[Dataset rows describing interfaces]

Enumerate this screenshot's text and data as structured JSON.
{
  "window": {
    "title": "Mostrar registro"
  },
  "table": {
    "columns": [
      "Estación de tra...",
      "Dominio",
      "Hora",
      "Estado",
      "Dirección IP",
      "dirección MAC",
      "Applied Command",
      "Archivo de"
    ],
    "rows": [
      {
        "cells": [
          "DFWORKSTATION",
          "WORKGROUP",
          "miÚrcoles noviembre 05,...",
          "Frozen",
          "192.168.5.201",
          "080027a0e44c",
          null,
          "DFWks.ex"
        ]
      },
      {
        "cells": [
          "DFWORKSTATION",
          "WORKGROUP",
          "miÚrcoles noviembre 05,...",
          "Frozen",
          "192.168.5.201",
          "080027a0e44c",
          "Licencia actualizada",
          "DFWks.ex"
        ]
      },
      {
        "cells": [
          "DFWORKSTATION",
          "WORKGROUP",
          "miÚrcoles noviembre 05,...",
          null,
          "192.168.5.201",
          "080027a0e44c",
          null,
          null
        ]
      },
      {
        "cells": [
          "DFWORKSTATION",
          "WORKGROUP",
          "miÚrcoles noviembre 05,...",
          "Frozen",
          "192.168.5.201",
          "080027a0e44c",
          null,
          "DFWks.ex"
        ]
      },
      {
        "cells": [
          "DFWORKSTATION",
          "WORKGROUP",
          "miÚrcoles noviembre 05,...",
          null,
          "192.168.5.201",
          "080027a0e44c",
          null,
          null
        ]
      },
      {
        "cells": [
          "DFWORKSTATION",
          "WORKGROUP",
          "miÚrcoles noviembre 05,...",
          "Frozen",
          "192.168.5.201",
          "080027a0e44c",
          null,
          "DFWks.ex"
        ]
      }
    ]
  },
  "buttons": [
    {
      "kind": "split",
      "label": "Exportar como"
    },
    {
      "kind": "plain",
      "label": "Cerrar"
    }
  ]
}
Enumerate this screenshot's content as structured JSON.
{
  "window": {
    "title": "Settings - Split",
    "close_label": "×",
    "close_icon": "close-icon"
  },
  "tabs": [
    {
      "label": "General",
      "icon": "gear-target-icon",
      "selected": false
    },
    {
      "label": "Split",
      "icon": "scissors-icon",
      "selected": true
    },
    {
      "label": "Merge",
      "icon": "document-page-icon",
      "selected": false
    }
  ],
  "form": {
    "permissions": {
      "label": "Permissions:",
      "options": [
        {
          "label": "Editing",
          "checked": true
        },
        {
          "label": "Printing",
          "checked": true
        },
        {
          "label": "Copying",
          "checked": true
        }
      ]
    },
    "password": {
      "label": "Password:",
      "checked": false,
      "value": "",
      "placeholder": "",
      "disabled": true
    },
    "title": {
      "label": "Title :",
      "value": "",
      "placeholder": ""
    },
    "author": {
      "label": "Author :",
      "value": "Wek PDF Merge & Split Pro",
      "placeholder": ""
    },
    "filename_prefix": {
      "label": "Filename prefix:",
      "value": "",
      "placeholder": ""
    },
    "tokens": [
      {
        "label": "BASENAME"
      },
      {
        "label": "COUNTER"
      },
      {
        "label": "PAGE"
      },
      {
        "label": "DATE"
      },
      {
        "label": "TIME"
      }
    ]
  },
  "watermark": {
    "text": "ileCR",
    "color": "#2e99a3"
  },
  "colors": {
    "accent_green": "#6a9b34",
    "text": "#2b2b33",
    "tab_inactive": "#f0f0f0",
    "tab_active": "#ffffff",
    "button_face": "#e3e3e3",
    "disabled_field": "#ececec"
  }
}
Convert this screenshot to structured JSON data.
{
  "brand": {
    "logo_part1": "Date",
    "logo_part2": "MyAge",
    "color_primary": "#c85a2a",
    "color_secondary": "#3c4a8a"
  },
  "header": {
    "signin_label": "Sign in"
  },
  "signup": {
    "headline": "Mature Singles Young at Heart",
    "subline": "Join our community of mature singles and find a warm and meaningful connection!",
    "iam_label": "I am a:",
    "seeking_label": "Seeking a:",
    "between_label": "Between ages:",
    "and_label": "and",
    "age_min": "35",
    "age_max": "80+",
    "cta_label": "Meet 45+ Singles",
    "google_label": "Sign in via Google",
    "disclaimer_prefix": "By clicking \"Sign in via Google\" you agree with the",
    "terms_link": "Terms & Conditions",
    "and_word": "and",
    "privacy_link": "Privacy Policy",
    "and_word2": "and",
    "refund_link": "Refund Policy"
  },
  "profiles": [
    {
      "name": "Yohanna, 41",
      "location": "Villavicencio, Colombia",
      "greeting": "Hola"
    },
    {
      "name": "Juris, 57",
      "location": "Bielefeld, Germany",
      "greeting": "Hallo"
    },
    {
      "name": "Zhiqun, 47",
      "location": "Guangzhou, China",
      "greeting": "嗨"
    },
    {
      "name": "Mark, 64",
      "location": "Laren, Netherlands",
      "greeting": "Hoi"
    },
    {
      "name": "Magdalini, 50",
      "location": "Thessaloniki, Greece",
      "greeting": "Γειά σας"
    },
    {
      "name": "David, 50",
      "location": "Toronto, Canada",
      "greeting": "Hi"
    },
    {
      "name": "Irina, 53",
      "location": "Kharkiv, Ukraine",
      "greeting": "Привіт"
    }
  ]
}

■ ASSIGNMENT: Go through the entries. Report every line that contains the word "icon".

■ SOLUTION FOR THIS EXERCISE:
    "close_icon": "close-icon"
      "icon": "gear-target-icon",
      "icon": "scissors-icon",
      "icon": "document-page-icon",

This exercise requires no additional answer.